Just before Christmas the Supreme Court of Canada ruled that the federal government’s proposal to regulate securities as embodied in the “Securities Act” was unconstitutional. They did so, surprisingly enough, on the basis of those sections of the original British North America Act that distributed responsibility and jurisdiction between the provinces and the Dominion government, as it was called back in 1867.
Relying on what lawyers call the constitutional division of powers to decide a case in the era of the Charter is unusual in itself. Deciding unanimously in favour of the provinces is even more so.
The politics of the decision are equally unusual. For over seventy years, various commissions and studies, panels and task forces, have advocated in favour of a single securities regulator. Many lawyers specializing in business and constitutional law have agreed. Until the federal government tried to create a single securities’ regulator, the provinces were quiet and went about their business.
A few years ago, when the provinces saw what was headed their way, they developed the “passport system.” Or rather, all provinces but Ontario agreed to a scheme whereby once a securities offering was registered in one province, investors would automatically gain access to capital markets elsewhere. Ontario’s absence was significant. So was the fact that the Minister of Finance, Jim Flaherty, was from Toronto, as were just about all the lawyers, economists, and financial wizards in favour of Ottawa’s initiative.
Meanwhile Alberta and Quebec referred the proposed law to their courts for a ruling on its constitutionality. At issue was the conflict between the “trade and commerce” power, which belongs to the federal government, and “property and civil rights,” which is under provincial jurisdiction. Securities had always been regulated by the provinces and the Alberta and Quebec courts saw no reason to change things. Neither did the Supreme Court.
The curious question is: why did the bureaucrats in the Department of Finance think they could ever get away with what the then Finance Minister of Alberta, Ted Morton, called an “unprecedented power grab.”

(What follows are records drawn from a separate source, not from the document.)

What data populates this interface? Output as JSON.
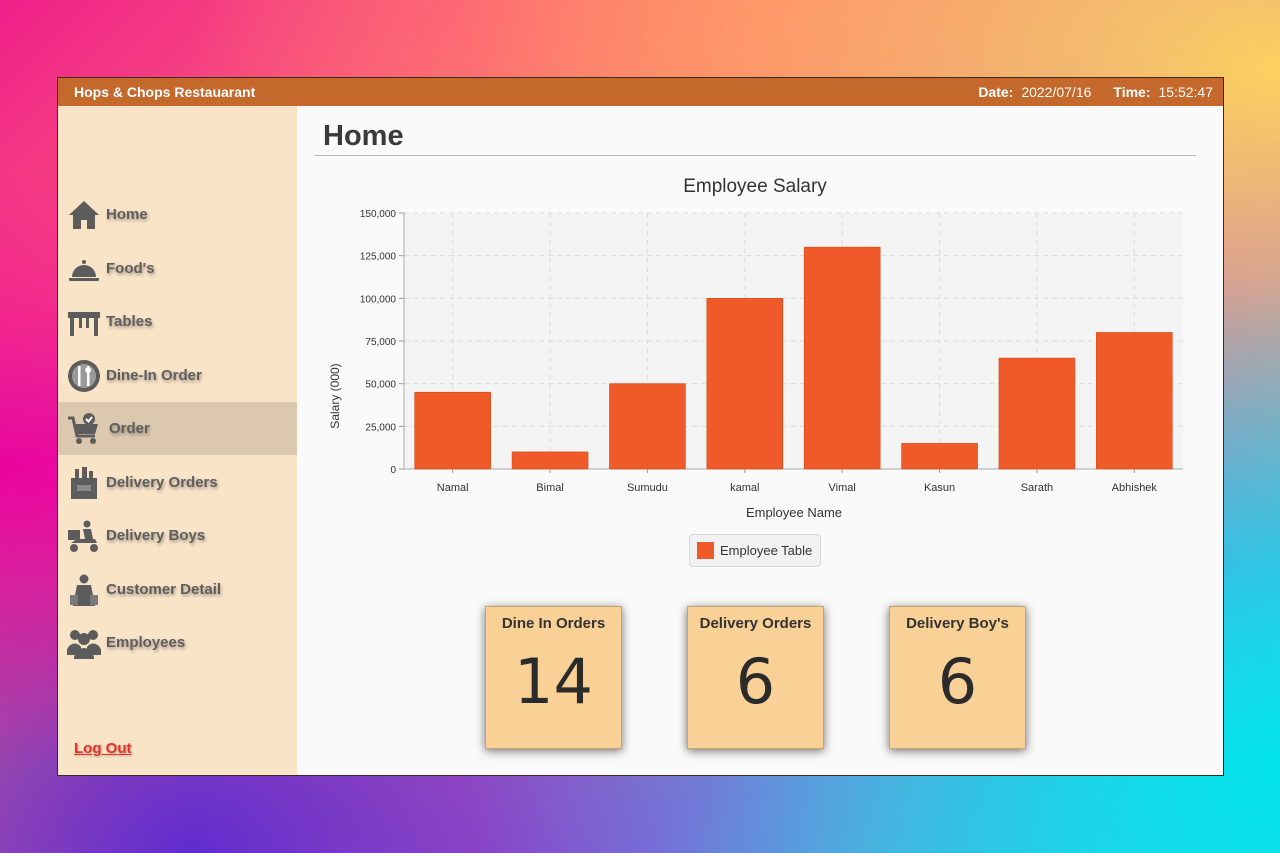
{
  "titlebar": {
    "app_title": "Hops & Chops Restauarant",
    "date_label": "Date:",
    "date_value": "2022/07/16",
    "time_label": "Time:",
    "time_value": "15:52:47"
  },
  "sidebar": {
    "items": [
      {
        "label": "Home",
        "icon": "home-icon"
      },
      {
        "label": "Food's",
        "icon": "cloche-icon"
      },
      {
        "label": "Tables",
        "icon": "table-icon"
      },
      {
        "label": "Dine-In Order",
        "icon": "plate-cutlery-icon"
      },
      {
        "label": "Order",
        "icon": "cart-check-icon",
        "active": true
      },
      {
        "label": "Delivery Orders",
        "icon": "grocery-bag-icon"
      },
      {
        "label": "Delivery Boys",
        "icon": "scooter-delivery-icon"
      },
      {
        "label": "Customer Detail",
        "icon": "customer-icon"
      },
      {
        "label": "Employees",
        "icon": "group-icon"
      }
    ],
    "logout_label": "Log Out"
  },
  "main": {
    "page_title": "Home"
  },
  "chart_data": {
    "type": "bar",
    "title": "Employee Salary",
    "xlabel": "Employee Name",
    "ylabel": "Salary (000)",
    "categories": [
      "Namal",
      "Bimal",
      "Sumudu",
      "kamal",
      "Vimal",
      "Kasun",
      "Sarath",
      "Abhishek"
    ],
    "series": [
      {
        "name": "Employee Table",
        "values": [
          45000,
          10000,
          50000,
          100000,
          130000,
          15000,
          65000,
          80000
        ],
        "color": "#f05a28"
      }
    ],
    "ylim": [
      0,
      150000
    ],
    "yticks": [
      "0",
      "25,000",
      "50,000",
      "75,000",
      "100,000",
      "125,000",
      "150,000"
    ],
    "grid": true,
    "legend_position": "bottom"
  },
  "cards": [
    {
      "title": "Dine In Orders",
      "value": "14"
    },
    {
      "title": "Delivery Orders",
      "value": "6"
    },
    {
      "title": "Delivery Boy's",
      "value": "6"
    }
  ],
  "colors": {
    "titlebar": "#c4682c",
    "sidebar": "#fae4c8",
    "bar": "#f05a28",
    "card": "#f9d095",
    "logout": "#e8302a"
  }
}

Having discussed this question with several of the people involved, the chief reason seems to be that the mandarins at Finance are highly ambitious and see themselves as very smart and very important. Therefore, they reasoned, they can do pretty much what they like. But they can’t; even important, smart, ambitious bureaucrats have to obey the law, and the law was clear.

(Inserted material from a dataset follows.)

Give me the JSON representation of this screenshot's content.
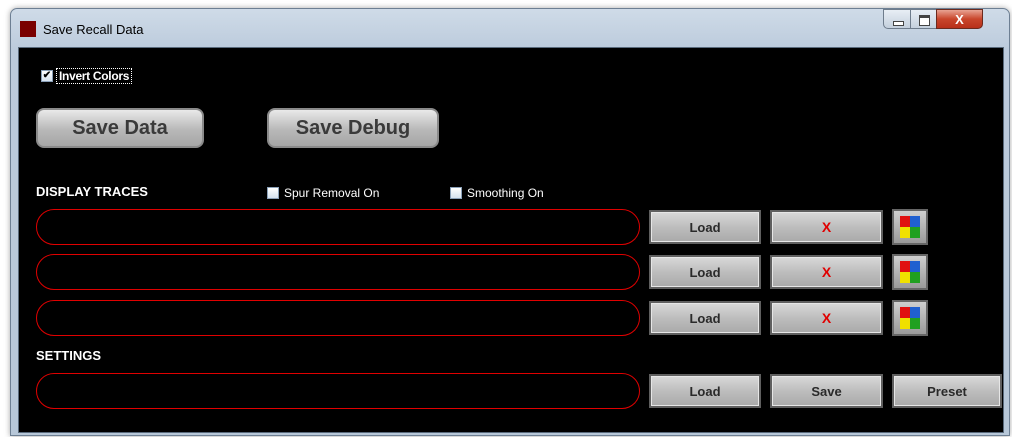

The old lawyer’s adage, “if you don’t have the law, you argue the facts,” seems to have been the essence of the legal strategy of Ontario and Ottawa. So what facts, what new facts, could make securities regulation a matter of federal concern today, even though for time out of mind it had been provincial? The courts refused to take the word of the smart and important mandarins and demanded evidence!

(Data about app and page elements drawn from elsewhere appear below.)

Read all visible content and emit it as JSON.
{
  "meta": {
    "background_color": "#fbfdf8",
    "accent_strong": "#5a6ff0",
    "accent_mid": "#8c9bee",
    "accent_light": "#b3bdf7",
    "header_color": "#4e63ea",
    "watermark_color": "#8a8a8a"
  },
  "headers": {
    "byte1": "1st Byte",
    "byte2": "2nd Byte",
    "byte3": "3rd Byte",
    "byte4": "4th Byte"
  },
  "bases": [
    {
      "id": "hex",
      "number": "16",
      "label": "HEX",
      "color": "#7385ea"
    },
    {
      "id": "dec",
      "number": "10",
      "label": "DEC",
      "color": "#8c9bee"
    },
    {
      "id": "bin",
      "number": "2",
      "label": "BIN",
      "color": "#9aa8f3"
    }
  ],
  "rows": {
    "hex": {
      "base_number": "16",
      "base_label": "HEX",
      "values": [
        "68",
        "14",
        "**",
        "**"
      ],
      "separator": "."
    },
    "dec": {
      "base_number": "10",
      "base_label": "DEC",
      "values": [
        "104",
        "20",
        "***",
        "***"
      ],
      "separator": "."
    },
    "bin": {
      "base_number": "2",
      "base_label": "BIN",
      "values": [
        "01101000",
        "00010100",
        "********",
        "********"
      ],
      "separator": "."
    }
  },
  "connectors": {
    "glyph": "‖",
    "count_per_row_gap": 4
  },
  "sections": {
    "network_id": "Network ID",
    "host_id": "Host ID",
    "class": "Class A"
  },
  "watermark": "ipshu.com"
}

“Systemic risk,” said the mandarins of Finance. A single securities regulator will help us deal with systemic risk in financial markets today.
Only two things were amiss. The first is that there was no agreement about what systemic risk meant or if it referred to anything real. Perhaps it was just a notion, an idea, a concept. Perhaps the bureaucrats at Finance had just made it up and said: “look at the economic mess out there. That’s systemic risk in action. We have got to stop it. Give us a national securities regulator and we will.”
The other problem was that among G-8 countries Canada had dealt with the financial crisis pretty well, and certainly better than our close allies, the UK and the US, both of which had central securities regulators. So, if it ain’t broke, why fix it?
The fallout was predictable. “Bay Street Pans Court’s Ruling,” said a Globe and Mail headline. All the usual suspects who favoured a single securities regulator publicly lamented, for several weeks in some instances, the short-sightedness of the Supreme Court.
The fact is, all Canadians should applaud the Court’s decision. It is not enough for some bureaucrat to declare a problem important so that he or she can deal with it. Moreover, this instruction from the Court can easily be applied to other areas of shared jurisdiction such as the environment. This means Ottawa cannot simply declare, say, so-called greenhouse gases to be an important matter and turn over a large section of provincial jurisdiction to the Environment Canada.
The bottom line? The law of the constitution still matters in Canada. The federal structure of the country still counts for something. This is good news.